“Although Chinese officials have placed tremendous emphasis on the threat of ‘terrorism’ targeted against the 2008 Beijing Olympics, there is no compelling evidence either from foreign governments or Chinese sources to justify such a claim,” said spokesman Dilxat Raxit.
In Kashgar, close to the Pakistan and Afghan borders, there are signs everywhere of the tense relationship between the traditional, religiously reverent population and the central government thousands of kilometres (miles) away in Beijing.
Notices spray-painted on walls in Kashgar’s old city warn people against “illegal religious activities”. Large banners strung across schools and apartment blocks call on people to “protect ethnic unity and oppose ethnic splittism”.
In March, the Kashgar government launched a campaign against illegal residents, plastering notices outside homes warning of fines and detentions for those who rented out apartments or rooms to people lacking the proper documents.
“It has ensured social stability during the Olympic period,” the city government said in a statement on its website (www.xjks.gov.cn).
But for the man on the street, even those who say they think the Olympics are positive for China, the restrictions only add to the hassle of everyday life.
“As soon as one person does something wrong, they go after all of us,” said Sabojan.
The government insists that the terror threat is real, and that the economy of the remote region will not grow if they do not take action against the “three evil forces” of separatism, extremism and terrorism.
“If there is no stability, there is no development,” state media quoted official Akbar Wufuer as saying earlier this year, adding that Kashgar’s economy grew only around 5 percent a year in the 1980s and 1990s compared with double-digit growth in 2007.
Still, even with the massive pre-Olympics propaganda push urging China’s ethnic minorities to “hold hands and welcome the Games”, as the posters proclaim, many are not convinced.

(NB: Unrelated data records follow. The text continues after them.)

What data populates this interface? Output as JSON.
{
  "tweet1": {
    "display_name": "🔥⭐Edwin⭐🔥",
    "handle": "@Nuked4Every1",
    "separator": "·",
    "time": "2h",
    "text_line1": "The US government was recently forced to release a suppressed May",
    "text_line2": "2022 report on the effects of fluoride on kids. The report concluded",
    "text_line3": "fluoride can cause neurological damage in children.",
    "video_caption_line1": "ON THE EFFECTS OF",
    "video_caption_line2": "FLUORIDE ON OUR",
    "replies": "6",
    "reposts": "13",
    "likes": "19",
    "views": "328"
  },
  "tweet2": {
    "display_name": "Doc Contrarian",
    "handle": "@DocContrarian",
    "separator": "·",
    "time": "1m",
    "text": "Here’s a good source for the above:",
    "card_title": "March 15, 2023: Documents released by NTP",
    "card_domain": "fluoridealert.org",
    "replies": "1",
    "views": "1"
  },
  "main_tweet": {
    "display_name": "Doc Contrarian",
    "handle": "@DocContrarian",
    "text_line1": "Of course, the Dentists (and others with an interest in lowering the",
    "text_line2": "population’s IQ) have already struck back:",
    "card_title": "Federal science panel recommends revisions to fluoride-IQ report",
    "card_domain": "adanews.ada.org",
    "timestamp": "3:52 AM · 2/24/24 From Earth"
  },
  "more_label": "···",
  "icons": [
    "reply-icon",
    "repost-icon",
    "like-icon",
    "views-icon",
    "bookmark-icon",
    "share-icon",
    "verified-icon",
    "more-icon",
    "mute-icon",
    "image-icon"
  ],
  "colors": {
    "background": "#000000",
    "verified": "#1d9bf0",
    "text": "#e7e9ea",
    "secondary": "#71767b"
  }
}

“We know of the Olympics, but we do not support them. They are the Han Chinese’s Games,” said Eributao. “We are just scared.”